Problem details: Every line containing "color" should be identified and copied from the data below.

+ + + +

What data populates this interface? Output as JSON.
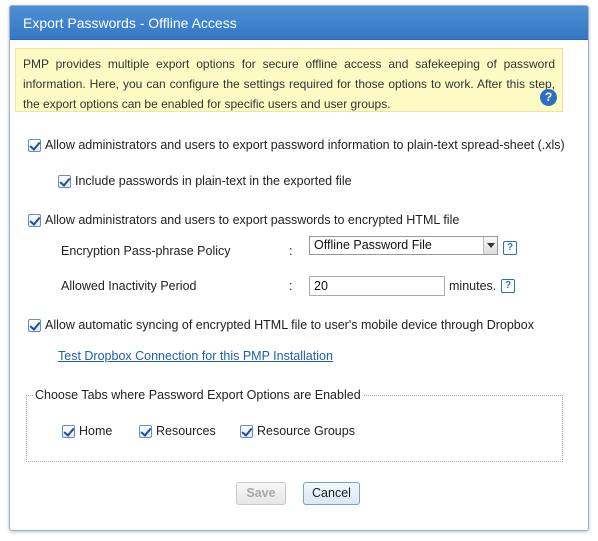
{
  "dialog": {
    "title": "Export Passwords - Offline Access",
    "info_text": "PMP provides multiple export options for secure offline access and safekeeping of password information. Here, you can configure the settings required for those options to work. After this step, the export options can be enabled for specific users and user groups.",
    "help_glyph": "?"
  },
  "options": {
    "xls_export": {
      "label": "Allow administrators and users to export password information to plain-text spread-sheet (.xls)",
      "checked": true
    },
    "include_plaintext": {
      "label": "Include passwords in plain-text in the exported file",
      "checked": true
    },
    "html_export": {
      "label": "Allow administrators and users to export passwords to encrypted HTML file",
      "checked": true
    },
    "dropbox_sync": {
      "label": "Allow automatic syncing of encrypted HTML file to user's mobile device through Dropbox",
      "checked": true
    }
  },
  "encryption": {
    "label": "Encryption Pass-phrase Policy",
    "separator": ":",
    "selected": "Offline Password File"
  },
  "inactivity": {
    "label": "Allowed Inactivity Period",
    "separator": ":",
    "value": "20",
    "unit": "minutes."
  },
  "dropbox_link": "Test Dropbox Connection for this PMP Installation",
  "tabs": {
    "legend": "Choose Tabs where Password Export Options are Enabled",
    "items": [
      {
        "label": "Home",
        "checked": true
      },
      {
        "label": "Resources",
        "checked": true
      },
      {
        "label": "Resource Groups",
        "checked": true
      }
    ]
  },
  "buttons": {
    "save": "Save",
    "cancel": "Cancel"
  }
}
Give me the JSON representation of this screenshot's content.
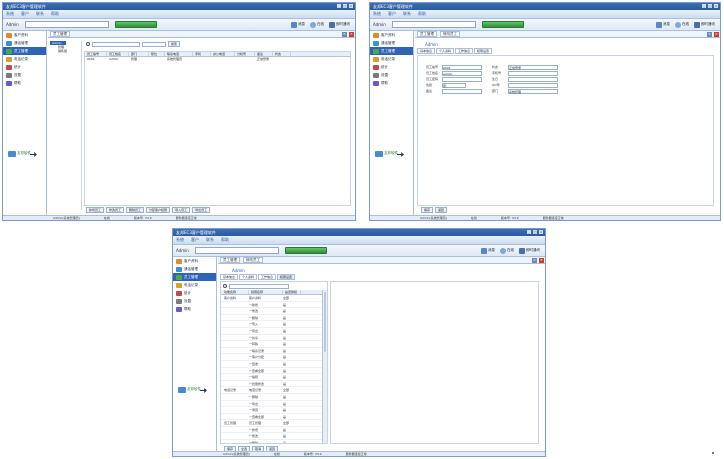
{
  "app": {
    "title": "友邦EC3客户管理软件",
    "menus": [
      "系统",
      "客户",
      "联系",
      "帮助"
    ],
    "user": "Admin",
    "toolbar_buttons": [
      "消息",
      "在线",
      "即时通讯"
    ]
  },
  "sidebar": {
    "items": [
      {
        "label": "客户资料",
        "icon": "customer-icon",
        "color": "#e08a2a"
      },
      {
        "label": "通话管理",
        "icon": "phone-icon",
        "color": "#3c8fd6"
      },
      {
        "label": "员工管理",
        "icon": "staff-icon",
        "color": "#4aa84e"
      },
      {
        "label": "电话记录",
        "icon": "record-icon",
        "color": "#d6a02a"
      },
      {
        "label": "统计",
        "icon": "stats-icon",
        "color": "#c04a4a"
      },
      {
        "label": "设置",
        "icon": "settings-icon",
        "color": "#7a7a7a"
      },
      {
        "label": "帮助",
        "icon": "help-icon",
        "color": "#6a5ac8"
      }
    ],
    "logo_text": "友邦软件"
  },
  "win1": {
    "tab": "员工管理",
    "tree_root": "Admin",
    "tree_children": [
      "管理",
      "销售组"
    ],
    "search_placeholder": "",
    "search_button": "搜索",
    "columns": [
      "员工编号",
      "员工姓名",
      "部门",
      "职位",
      "联系电话",
      "手机",
      "办公电话",
      "分机号",
      "备注",
      "状态"
    ],
    "rows": [
      [
        "0001",
        "admin",
        "管理",
        "",
        "系统管理员",
        "",
        "",
        "",
        "正常登录",
        ""
      ]
    ],
    "bottom_buttons": [
      "新增员工",
      "修改员工",
      "删除员工",
      "分配客户权限",
      "导入员工",
      "导出员工"
    ]
  },
  "win2": {
    "tabs": [
      "员工管理",
      "修改员工"
    ],
    "name_header": "Admin",
    "subtabs": [
      "基本信息",
      "个人资料",
      "工作信息",
      "权限设置"
    ],
    "fields": [
      {
        "label": "员工编号",
        "value": "0001"
      },
      {
        "label": "员工姓名",
        "value": "admin"
      },
      {
        "label": "员工密码",
        "value": ""
      },
      {
        "label": "性别",
        "value": "男"
      },
      {
        "label": "备注",
        "value": ""
      }
    ],
    "right_fields": [
      {
        "label": "状态",
        "value": "正常登录"
      },
      {
        "label": "手机号",
        "value": ""
      },
      {
        "label": "生日",
        "value": ""
      },
      {
        "label": "QQ号",
        "value": ""
      },
      {
        "label": "部门",
        "value": "系统管理"
      }
    ],
    "bottom_buttons": [
      "保存",
      "返回"
    ]
  },
  "win3": {
    "tabs": [
      "员工管理",
      "修改员工"
    ],
    "name_header": "Admin",
    "subtabs": [
      "基本信息",
      "个人资料",
      "工作信息",
      "权限设置"
    ],
    "perm_columns": [
      "功能名称",
      "权限名称",
      "是否授权"
    ],
    "perm_rows": [
      [
        "客户资料",
        "客户资料",
        "全部"
      ],
      [
        "",
        "一新增",
        "是"
      ],
      [
        "",
        "一修改",
        "是"
      ],
      [
        "",
        "一删除",
        "是"
      ],
      [
        "",
        "一导入",
        "是"
      ],
      [
        "",
        "一导出",
        "是"
      ],
      [
        "",
        "一共享",
        "是"
      ],
      [
        "",
        "一转移",
        "是"
      ],
      [
        "",
        "一联系记录",
        "是"
      ],
      [
        "",
        "一客户分配",
        "是"
      ],
      [
        "",
        "一回收",
        "是"
      ],
      [
        "",
        "一查看全部",
        "是"
      ],
      [
        "",
        "一编辑",
        "是"
      ],
      [
        "",
        "一批量修改",
        "是"
      ],
      [
        "电话记录",
        "电话记录",
        "全部"
      ],
      [
        "",
        "一删除",
        "是"
      ],
      [
        "",
        "一导出",
        "是"
      ],
      [
        "",
        "一录音",
        "是"
      ],
      [
        "",
        "一查看全部",
        "是"
      ],
      [
        "员工管理",
        "员工管理",
        "全部"
      ],
      [
        "",
        "一新增",
        "是"
      ],
      [
        "",
        "一修改",
        "是"
      ],
      [
        "",
        "一删除",
        "是"
      ],
      [
        "",
        "一导入",
        "是"
      ],
      [
        "",
        "一导出",
        "是"
      ],
      [
        "",
        "一权限设置",
        "是"
      ]
    ],
    "bottom_buttons": [
      "保存",
      "全选",
      "取消",
      "返回"
    ]
  },
  "status": {
    "left": "Admin(系统管理员)",
    "mid": "在线",
    "version": "版本号: V3.0",
    "server": "服务器连接正常"
  }
}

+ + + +

Reply:
        "color": "#e08a2a"
        "color": "#3c8fd6"
        "color": "#4aa84e"
        "color": "#d6a02a"
        "color": "#c04a4a"
        "color": "#7a7a7a"
        "color": "#6a5ac8"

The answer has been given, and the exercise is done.